Rather than articulate all of the things I thought were wrong with Alive, perhaps I should instead discuss the aspects that worked. Um… er… okay, I’d better go back to the bad aspects – I can’t think of a single positive about this disaster.
So what problems occurred during Alive>? For one, the movie seemed impossibly dated. Sure, some aspects of Fever haven’t aged pretty well, but despite all the Seventies fashions and whatnot, that flick appears remarkably timeless. Hey, I’m sure there are some guys in Brooklyn who do still dress that way! However, nobody looks like the people in Alive. I know they once did – I was a teenager in the mid-Eighties and still remember those fashions all too well – but Alive seems much more mired in its period than does Fever.
Those elements affect more than just the styles, however. Everything else about Alive appeared stuck in 1983 as well. Director Sylvester Stallone finds every cinematic cliché of the period and piles them on during this film. Worst of the bunch is the ubiquitous pop soundtrack. For better or for worse, Fever pioneered that trend, and Alive takes the use of songs in movies to its absolute nadir.
Not only does Stallone pour on songs when they’re unnecessary or even obtrusive, but he also finds some of the worst music ever committed to tape. The Bee Gees seem to prove that lightning never strikes twice with their material. Frankly, their new tunes don’t appear bad so much as they’re absolutely forgettable. I defy you to watch Fever and not whistle some of the songs after that, but I also challenge you to even vaguely remember any of their work from Alive.
It gets worse from there, largely due to Stallone’s nepotism. He hired brother Frank to compose and play a number of songs in Alive, and he even cast him in a minor role! Frank Stallone’s “Far From Over” pervades this movie and makes the results even more unbearable. The soundtrack’s inundated with Eighties cheese – the heavy synth tones haven’t aged well – but I still have nightmares about “Far From Over”.

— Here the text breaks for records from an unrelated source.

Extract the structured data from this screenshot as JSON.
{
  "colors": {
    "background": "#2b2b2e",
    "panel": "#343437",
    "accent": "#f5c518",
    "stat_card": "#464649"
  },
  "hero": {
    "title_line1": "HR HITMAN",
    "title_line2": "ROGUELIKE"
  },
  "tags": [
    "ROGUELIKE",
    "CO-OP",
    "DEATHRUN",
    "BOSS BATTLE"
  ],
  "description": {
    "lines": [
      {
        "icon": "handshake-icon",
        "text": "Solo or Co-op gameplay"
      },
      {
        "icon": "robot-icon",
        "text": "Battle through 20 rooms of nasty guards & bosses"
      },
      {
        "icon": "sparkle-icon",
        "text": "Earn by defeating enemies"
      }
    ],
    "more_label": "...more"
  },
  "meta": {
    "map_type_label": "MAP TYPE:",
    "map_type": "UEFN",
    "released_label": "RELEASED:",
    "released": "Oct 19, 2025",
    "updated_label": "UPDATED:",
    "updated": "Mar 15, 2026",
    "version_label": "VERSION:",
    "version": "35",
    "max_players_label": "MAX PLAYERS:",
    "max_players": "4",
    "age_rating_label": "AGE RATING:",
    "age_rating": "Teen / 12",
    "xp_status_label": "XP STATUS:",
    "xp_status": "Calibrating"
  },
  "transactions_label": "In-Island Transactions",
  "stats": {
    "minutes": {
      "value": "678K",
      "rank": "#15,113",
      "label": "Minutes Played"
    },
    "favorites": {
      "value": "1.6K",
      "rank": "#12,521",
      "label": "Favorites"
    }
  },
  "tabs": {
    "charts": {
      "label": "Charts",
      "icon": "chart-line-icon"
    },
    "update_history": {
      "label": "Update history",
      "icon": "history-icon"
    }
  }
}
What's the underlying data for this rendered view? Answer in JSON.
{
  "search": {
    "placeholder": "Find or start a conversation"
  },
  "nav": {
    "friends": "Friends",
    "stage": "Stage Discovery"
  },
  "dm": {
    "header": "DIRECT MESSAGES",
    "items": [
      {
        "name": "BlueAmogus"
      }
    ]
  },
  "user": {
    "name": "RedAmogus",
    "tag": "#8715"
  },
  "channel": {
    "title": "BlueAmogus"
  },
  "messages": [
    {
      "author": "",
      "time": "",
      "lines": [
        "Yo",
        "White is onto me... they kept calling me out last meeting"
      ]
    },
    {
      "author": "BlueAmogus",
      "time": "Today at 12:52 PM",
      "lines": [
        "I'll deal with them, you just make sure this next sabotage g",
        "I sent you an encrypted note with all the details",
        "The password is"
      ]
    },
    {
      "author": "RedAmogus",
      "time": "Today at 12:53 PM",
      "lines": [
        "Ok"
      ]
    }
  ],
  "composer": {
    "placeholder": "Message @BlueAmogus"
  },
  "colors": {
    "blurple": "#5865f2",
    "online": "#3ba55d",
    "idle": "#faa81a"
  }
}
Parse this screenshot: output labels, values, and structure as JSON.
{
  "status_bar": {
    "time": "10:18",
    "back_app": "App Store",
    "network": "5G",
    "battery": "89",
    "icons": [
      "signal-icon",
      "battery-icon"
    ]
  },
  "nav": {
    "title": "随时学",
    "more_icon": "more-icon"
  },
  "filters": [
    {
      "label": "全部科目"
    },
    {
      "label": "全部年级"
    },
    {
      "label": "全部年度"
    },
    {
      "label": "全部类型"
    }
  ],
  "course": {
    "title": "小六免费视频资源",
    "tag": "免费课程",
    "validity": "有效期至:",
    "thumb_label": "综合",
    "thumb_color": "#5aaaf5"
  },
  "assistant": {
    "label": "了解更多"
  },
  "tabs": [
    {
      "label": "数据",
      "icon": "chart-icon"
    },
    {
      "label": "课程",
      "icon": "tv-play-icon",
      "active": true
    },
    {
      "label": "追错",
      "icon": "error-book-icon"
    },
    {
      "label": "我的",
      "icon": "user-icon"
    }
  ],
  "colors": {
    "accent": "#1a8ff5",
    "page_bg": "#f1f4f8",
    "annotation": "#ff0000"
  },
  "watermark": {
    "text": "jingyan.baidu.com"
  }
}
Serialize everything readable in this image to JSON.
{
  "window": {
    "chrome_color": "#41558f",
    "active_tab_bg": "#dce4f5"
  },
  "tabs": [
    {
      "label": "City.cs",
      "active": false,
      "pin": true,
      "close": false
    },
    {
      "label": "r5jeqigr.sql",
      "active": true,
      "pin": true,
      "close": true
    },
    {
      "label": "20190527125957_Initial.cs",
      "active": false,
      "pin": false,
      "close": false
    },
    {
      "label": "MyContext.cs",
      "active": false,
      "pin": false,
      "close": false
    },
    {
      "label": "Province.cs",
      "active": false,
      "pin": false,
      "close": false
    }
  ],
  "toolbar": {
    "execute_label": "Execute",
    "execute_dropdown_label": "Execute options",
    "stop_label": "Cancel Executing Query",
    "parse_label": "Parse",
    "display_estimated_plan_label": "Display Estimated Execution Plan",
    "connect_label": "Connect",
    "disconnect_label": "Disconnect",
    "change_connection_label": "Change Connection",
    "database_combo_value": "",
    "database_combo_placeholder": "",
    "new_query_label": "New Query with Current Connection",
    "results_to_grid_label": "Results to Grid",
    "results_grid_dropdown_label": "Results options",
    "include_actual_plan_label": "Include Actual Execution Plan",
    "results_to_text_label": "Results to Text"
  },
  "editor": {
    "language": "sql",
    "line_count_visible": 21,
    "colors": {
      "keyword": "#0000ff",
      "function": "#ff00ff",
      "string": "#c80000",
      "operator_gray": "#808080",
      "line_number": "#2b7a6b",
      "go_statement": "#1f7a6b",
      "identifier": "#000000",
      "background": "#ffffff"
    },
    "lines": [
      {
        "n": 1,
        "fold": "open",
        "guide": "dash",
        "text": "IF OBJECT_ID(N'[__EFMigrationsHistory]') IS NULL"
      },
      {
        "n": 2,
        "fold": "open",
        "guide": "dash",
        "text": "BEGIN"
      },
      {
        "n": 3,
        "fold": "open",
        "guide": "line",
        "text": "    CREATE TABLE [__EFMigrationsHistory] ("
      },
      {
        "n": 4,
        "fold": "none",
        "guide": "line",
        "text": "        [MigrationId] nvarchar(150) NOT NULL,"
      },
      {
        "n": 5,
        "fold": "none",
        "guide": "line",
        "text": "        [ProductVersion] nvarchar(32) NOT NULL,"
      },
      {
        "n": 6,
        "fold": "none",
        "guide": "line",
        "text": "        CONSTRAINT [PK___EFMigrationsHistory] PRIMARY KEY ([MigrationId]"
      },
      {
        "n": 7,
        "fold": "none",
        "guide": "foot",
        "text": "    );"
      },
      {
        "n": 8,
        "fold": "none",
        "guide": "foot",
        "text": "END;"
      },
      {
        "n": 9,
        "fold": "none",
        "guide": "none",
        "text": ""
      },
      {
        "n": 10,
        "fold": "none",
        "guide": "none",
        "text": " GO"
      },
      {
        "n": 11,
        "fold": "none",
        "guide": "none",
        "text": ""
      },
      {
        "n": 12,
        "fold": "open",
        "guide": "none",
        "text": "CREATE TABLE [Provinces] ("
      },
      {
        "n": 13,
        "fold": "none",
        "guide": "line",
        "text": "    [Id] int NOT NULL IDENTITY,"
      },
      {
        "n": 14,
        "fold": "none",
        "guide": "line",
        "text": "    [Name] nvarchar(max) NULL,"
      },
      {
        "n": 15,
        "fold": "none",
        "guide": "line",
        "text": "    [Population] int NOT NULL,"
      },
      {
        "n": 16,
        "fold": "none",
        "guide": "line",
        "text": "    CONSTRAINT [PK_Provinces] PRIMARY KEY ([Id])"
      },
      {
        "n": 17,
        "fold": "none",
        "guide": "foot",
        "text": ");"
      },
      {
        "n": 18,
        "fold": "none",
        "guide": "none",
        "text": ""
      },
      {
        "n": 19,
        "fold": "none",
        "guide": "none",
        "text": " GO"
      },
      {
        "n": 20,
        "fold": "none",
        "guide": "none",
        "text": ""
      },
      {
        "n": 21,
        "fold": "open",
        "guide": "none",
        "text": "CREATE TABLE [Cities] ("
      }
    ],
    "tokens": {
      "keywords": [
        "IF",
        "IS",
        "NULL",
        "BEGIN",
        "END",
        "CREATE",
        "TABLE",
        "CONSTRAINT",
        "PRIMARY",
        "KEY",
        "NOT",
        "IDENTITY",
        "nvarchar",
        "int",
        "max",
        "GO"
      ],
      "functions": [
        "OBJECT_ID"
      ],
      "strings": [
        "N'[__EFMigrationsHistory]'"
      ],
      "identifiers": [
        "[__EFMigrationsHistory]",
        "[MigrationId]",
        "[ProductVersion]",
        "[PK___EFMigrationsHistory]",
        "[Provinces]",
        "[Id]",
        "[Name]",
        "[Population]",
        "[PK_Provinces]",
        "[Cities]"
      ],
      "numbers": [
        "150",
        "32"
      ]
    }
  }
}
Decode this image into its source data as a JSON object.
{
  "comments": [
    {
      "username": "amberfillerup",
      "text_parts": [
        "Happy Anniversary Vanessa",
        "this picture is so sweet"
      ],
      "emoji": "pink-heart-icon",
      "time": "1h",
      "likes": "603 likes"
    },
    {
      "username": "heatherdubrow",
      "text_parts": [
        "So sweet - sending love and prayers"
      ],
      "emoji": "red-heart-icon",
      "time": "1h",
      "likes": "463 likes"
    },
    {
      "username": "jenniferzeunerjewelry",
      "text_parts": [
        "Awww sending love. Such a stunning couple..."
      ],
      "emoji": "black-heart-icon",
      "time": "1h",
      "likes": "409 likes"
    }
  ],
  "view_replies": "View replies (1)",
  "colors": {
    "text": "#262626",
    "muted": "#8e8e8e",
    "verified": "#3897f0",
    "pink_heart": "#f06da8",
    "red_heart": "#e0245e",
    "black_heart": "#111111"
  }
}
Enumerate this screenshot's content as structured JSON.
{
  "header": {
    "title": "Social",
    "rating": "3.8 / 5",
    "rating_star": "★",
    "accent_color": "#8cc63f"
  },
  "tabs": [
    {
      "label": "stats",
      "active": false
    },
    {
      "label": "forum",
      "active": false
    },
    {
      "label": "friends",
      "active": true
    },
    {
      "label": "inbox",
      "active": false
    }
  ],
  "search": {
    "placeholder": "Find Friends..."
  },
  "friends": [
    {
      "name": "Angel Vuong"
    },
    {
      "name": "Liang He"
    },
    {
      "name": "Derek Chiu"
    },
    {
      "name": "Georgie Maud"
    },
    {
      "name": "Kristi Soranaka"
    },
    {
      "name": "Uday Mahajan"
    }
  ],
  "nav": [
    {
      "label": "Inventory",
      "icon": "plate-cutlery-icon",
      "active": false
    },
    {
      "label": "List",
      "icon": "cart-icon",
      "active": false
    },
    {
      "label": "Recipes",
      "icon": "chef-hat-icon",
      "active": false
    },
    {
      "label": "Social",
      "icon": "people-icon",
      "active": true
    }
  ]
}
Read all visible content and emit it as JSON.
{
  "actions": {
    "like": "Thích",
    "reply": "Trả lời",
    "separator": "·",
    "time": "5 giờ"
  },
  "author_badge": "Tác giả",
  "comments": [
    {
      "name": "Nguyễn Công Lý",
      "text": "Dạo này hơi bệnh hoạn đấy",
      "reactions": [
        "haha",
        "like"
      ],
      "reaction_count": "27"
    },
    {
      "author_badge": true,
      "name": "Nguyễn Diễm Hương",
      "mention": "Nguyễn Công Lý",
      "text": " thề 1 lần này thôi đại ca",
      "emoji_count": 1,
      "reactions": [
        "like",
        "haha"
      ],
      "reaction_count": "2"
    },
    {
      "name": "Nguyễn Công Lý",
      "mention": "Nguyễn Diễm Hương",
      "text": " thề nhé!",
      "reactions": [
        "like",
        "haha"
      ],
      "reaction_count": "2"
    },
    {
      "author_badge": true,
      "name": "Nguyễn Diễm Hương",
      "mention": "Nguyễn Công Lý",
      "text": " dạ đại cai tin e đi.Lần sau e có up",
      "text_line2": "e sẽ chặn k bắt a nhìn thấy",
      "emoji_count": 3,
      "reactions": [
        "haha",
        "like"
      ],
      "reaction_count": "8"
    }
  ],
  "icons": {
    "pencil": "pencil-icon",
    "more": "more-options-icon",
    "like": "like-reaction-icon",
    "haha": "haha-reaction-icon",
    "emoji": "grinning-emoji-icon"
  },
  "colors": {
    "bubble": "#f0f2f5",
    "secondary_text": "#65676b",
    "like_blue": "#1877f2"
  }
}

Travolta’s performance as Tony in Fever made him a movie star. The actor already maintained a major following from his role as Barbarino on Welcome Back Kotter, but Fever showed that he could emerge as a stellar talent in his own right, even in a dramatic setting. Travolta’s Tony was a stunning creation who held together that movie and made it a fiery success.
This Tony has virtually no connection to the original. In fact, he feels like a totally different character. Travolta sleepwalks through the part and imbues Tony with absolutely none of the energy or charisma we saw in Fever. His Brooklyn accent comes and goes and the character ultimately feels like a milquetoast version of the original.
The supporting actors don’t help. Rhodes offers one of the dullest performances ever put on film. No wonder Tony won’t commit to her; she’s a human sleeping pill! As Laura, Hughes basically does a poor man’s version of Joan Collins. She seems bitchy but flat and brings no spark to the part.
The film “climaxes” with the debut of Tony and Laura’s production, something called “Satan’s Alley”. I’m not an authority on Broadway musicals, but “Satan’s Alley” doesn’t look like something that’d be at home on the Great White Way. Instead, it heavily resembles a Las Vegas show. With its total emphasis on dancing and its scantily-clad, buff performers, this is something we’d see on the Strip.
Except that none of the actors do strip in this “PG” flick. Essentially, that makes Staying Alive a version of Showgirls without the skin. Since that film’s copious female nudity was the only thing that made it watchable, Staying Alive offers absolutely no redeeming qualities. I really did enter my screening of the movie with an open mind, and I wanted to like it. Unfortunately, there’s nothing to enjoy in this brainless, dated, and wholly terrible sequel.